# App and web page records
· · ·

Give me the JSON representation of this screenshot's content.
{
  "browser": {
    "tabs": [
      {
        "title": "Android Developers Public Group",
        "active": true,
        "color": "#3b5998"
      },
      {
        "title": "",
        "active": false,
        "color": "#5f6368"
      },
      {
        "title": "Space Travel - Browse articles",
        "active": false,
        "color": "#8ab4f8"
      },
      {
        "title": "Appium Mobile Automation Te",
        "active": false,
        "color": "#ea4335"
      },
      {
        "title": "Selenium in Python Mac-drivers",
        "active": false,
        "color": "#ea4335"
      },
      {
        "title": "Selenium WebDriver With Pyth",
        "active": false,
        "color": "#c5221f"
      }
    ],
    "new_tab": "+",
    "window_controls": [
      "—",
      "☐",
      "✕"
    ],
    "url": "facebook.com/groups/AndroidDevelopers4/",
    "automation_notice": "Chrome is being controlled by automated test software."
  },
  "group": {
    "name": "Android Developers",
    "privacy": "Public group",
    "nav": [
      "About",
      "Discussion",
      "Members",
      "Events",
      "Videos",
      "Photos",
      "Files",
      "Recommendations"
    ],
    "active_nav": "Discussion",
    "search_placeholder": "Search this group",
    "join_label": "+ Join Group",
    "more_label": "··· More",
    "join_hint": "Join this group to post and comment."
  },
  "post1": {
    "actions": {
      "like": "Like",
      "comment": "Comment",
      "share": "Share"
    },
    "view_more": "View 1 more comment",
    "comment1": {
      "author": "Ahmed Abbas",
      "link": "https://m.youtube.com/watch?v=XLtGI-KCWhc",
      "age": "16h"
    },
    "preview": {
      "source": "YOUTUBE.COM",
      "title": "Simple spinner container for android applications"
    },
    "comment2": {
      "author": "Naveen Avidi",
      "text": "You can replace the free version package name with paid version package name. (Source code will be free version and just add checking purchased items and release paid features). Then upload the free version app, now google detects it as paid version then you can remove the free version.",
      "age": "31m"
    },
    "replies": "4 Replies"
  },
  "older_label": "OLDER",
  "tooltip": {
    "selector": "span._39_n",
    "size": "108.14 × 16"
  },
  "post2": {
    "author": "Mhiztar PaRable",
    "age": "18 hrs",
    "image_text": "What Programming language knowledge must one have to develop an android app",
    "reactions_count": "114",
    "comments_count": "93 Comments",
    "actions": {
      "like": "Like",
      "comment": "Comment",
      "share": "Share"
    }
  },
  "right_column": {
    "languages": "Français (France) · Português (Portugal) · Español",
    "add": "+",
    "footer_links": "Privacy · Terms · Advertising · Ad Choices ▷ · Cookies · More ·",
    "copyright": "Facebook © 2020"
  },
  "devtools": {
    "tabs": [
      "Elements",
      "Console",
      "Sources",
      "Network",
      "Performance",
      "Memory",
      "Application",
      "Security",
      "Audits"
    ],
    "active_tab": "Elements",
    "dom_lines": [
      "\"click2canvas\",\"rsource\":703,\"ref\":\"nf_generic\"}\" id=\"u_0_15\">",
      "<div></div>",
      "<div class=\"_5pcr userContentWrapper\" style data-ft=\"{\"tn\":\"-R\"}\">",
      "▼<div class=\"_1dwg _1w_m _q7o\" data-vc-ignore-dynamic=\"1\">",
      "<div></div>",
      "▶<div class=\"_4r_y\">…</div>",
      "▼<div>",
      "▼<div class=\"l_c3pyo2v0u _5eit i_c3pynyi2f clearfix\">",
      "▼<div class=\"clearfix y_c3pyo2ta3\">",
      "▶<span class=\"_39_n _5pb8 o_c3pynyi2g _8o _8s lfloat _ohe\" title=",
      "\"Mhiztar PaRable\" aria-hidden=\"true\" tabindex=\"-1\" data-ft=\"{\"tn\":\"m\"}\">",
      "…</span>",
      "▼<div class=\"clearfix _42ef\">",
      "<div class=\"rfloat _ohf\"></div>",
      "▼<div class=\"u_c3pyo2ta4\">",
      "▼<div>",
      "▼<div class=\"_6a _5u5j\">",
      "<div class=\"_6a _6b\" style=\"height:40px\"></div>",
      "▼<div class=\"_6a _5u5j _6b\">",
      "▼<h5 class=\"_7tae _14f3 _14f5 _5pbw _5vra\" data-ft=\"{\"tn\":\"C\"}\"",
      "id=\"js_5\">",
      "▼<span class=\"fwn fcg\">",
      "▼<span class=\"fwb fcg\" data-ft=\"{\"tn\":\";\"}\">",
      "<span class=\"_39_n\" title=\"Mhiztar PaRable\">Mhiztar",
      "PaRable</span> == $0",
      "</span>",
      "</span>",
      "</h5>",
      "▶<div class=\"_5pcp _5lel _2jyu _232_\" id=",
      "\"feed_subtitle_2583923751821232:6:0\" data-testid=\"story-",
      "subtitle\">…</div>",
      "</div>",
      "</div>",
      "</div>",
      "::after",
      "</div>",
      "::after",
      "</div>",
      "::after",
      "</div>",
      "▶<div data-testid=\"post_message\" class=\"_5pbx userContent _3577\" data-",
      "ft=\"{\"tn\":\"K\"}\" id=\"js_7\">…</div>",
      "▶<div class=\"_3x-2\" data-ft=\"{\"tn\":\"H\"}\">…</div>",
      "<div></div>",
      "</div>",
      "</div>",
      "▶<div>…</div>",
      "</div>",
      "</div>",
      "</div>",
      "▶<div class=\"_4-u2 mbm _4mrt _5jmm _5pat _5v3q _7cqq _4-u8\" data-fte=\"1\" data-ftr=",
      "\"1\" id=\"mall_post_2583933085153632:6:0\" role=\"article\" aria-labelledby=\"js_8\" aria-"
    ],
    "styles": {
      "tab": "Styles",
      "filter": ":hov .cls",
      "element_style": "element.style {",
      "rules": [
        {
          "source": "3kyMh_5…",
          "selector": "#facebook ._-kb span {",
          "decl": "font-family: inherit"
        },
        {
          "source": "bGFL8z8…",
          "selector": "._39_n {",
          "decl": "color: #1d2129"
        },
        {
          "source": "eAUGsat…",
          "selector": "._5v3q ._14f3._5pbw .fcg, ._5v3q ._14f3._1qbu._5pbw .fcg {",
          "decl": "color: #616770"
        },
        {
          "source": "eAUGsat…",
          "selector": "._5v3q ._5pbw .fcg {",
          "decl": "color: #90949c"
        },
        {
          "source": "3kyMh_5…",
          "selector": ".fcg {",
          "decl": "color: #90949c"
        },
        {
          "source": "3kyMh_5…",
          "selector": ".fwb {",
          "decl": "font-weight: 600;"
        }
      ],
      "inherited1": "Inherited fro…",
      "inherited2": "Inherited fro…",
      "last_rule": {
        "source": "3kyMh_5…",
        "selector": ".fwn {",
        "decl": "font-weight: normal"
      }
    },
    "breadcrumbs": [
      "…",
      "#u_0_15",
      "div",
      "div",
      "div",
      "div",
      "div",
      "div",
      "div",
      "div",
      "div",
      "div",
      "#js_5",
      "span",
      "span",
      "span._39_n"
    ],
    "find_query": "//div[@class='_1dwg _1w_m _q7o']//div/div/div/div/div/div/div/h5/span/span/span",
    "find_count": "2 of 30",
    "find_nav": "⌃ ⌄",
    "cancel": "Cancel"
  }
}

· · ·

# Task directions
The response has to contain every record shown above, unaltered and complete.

# Worked solution
Give me the JSON representation of this screenshot's content.
{
  "browser": {
    "tabs": [
      {
        "title": "Android Developers Public Group",
        "active": true,
        "color": "#3b5998"
      },
      {
        "title": "",
        "active": false,
        "color": "#5f6368"
      },
      {
        "title": "Space Travel - Browse articles",
        "active": false,
        "color": "#8ab4f8"
      },
      {
        "title": "Appium Mobile Automation Te",
        "active": false,
        "color": "#ea4335"
      },
      {
        "title": "Selenium in Python Mac-drivers",
        "active": false,
        "color": "#ea4335"
      },
      {
        "title": "Selenium WebDriver With Pyth",
        "active": false,
        "color": "#c5221f"
      }
    ],
    "new_tab": "+",
    "window_controls": [
      "—",
      "☐",
      "✕"
    ],
    "url": "facebook.com/groups/AndroidDevelopers4/",
    "automation_notice": "Chrome is being controlled by automated test software."
  },
  "group": {
    "name": "Android Developers",
    "privacy": "Public group",
    "nav": [
      "About",
      "Discussion",
      "Members",
      "Events",
      "Videos",
      "Photos",
      "Files",
      "Recommendations"
    ],
    "active_nav": "Discussion",
    "search_placeholder": "Search this group",
    "join_label": "+ Join Group",
    "more_label": "··· More",
    "join_hint": "Join this group to post and comment."
  },
  "post1": {
    "actions": {
      "like": "Like",
      "comment": "Comment",
      "share": "Share"
    },
    "view_more": "View 1 more comment",
    "comment1": {
      "author": "Ahmed Abbas",
      "link": "https://m.youtube.com/watch?v=XLtGI-KCWhc",
      "age": "16h"
    },
    "preview": {
      "source": "YOUTUBE.COM",
      "title": "Simple spinner container for android applications"
    },
    "comment2": {
      "author": "Naveen Avidi",
      "text": "You can replace the free version package name with paid version package name. (Source code will be free version and just add checking purchased items and release paid features). Then upload the free version app, now google detects it as paid version then you can remove the free version.",
      "age": "31m"
    },
    "replies": "4 Replies"
  },
  "older_label": "OLDER",
  "tooltip": {
    "selector": "span._39_n",
    "size": "108.14 × 16"
  },
  "post2": {
    "author": "Mhiztar PaRable",
    "age": "18 hrs",
    "image_text": "What Programming language knowledge must one have to develop an android app",
    "reactions_count": "114",
    "comments_count": "93 Comments",
    "actions": {
      "like": "Like",
      "comment": "Comment",
      "share": "Share"
    }
  },
  "right_column": {
    "languages": "Français (France) · Português (Portugal) · Español",
    "add": "+",
    "footer_links": "Privacy · Terms · Advertising · Ad Choices ▷ · Cookies · More ·",
    "copyright": "Facebook © 2020"
  },
  "devtools": {
    "tabs": [
      "Elements",
      "Console",
      "Sources",
      "Network",
      "Performance",
      "Memory",
      "Application",
      "Security",
      "Audits"
    ],
    "active_tab": "Elements",
    "dom_lines": [
      "\"click2canvas\",\"rsource\":703,\"ref\":\"nf_generic\"}\" id=\"u_0_15\">",
      "<div></div>",
      "<div class=\"_5pcr userContentWrapper\" style data-ft=\"{\"tn\":\"-R\"}\">",
      "▼<div class=\"_1dwg _1w_m _q7o\" data-vc-ignore-dynamic=\"1\">",
      "<div></div>",
      "▶<div class=\"_4r_y\">…</div>",
      "▼<div>",
      "▼<div class=\"l_c3pyo2v0u _5eit i_c3pynyi2f clearfix\">",
      "▼<div class=\"clearfix y_c3pyo2ta3\">",
      "▶<span class=\"_39_n _5pb8 o_c3pynyi2g _8o _8s lfloat _ohe\" title=",
      "\"Mhiztar PaRable\" aria-hidden=\"true\" tabindex=\"-1\" data-ft=\"{\"tn\":\"m\"}\">",
      "…</span>",
      "▼<div class=\"clearfix _42ef\">",
      "<div class=\"rfloat _ohf\"></div>",
      "▼<div class=\"u_c3pyo2ta4\">",
      "▼<div>",
      "▼<div class=\"_6a _5u5j\">",
      "<div class=\"_6a _6b\" style=\"height:40px\"></div>",
      "▼<div class=\"_6a _5u5j _6b\">",
      "▼<h5 class=\"_7tae _14f3 _14f5 _5pbw _5vra\" data-ft=\"{\"tn\":\"C\"}\"",
      "id=\"js_5\">",
      "▼<span class=\"fwn fcg\">",
      "▼<span class=\"fwb fcg\" data-ft=\"{\"tn\":\";\"}\">",
      "<span class=\"_39_n\" title=\"Mhiztar PaRable\">Mhiztar",
      "PaRable</span> == $0",
      "</span>",
      "</span>",
      "</h5>",
      "▶<div class=\"_5pcp _5lel _2jyu _232_\" id=",
      "\"feed_subtitle_2583923751821232:6:0\" data-testid=\"story-",
      "subtitle\">…</div>",
      "</div>",
      "</div>",
      "</div>",
      "::after",
      "</div>",
      "::after",
      "</div>",
      "::after",
      "</div>",
      "▶<div data-testid=\"post_message\" class=\"_5pbx userContent _3577\" data-",
      "ft=\"{\"tn\":\"K\"}\" id=\"js_7\">…</div>",
      "▶<div class=\"_3x-2\" data-ft=\"{\"tn\":\"H\"}\">…</div>",
      "<div></div>",
      "</div>",
      "</div>",
      "▶<div>…</div>",
      "</div>",
      "</div>",
      "</div>",
      "▶<div class=\"_4-u2 mbm _4mrt _5jmm _5pat _5v3q _7cqq _4-u8\" data-fte=\"1\" data-ftr=",
      "\"1\" id=\"mall_post_2583933085153632:6:0\" role=\"article\" aria-labelledby=\"js_8\" aria-"
    ],
    "styles": {
      "tab": "Styles",
      "filter": ":hov .cls",
      "element_style": "element.style {",
      "rules": [
        {
          "source": "3kyMh_5…",
          "selector": "#facebook ._-kb span {",
          "decl": "font-family: inherit"
        },
        {
          "source": "bGFL8z8…",
          "selector": "._39_n {",
          "decl": "color: #1d2129"
        },
        {
          "source": "eAUGsat…",
          "selector": "._5v3q ._14f3._5pbw .fcg, ._5v3q ._14f3._1qbu._5pbw .fcg {",
          "decl": "color: #616770"
        },
        {
          "source": "eAUGsat…",
          "selector": "._5v3q ._5pbw .fcg {",
          "decl": "color: #90949c"
        },
        {
          "source": "3kyMh_5…",
          "selector": ".fcg {",
          "decl": "color: #90949c"
        },
        {
          "source": "3kyMh_5…",
          "selector": ".fwb {",
          "decl": "font-weight: 600;"
        }
      ],
      "inherited1": "Inherited fro…",
      "inherited2": "Inherited fro…",
      "last_rule": {
        "source": "3kyMh_5…",
        "selector": ".fwn {",
        "decl": "font-weight: normal"
      }
    },
    "breadcrumbs": [
      "…",
      "#u_0_15",
      "div",
      "div",
      "div",
      "div",
      "div",
      "div",
      "div",
      "div",
      "div",
      "div",
      "#js_5",
      "span",
      "span",
      "span._39_n"
    ],
    "find_query": "//div[@class='_1dwg _1w_m _q7o']//div/div/div/div/div/div/div/h5/span/span/span",
    "find_count": "2 of 30",
    "find_nav": "⌃ ⌄",
    "cancel": "Cancel"
  }
}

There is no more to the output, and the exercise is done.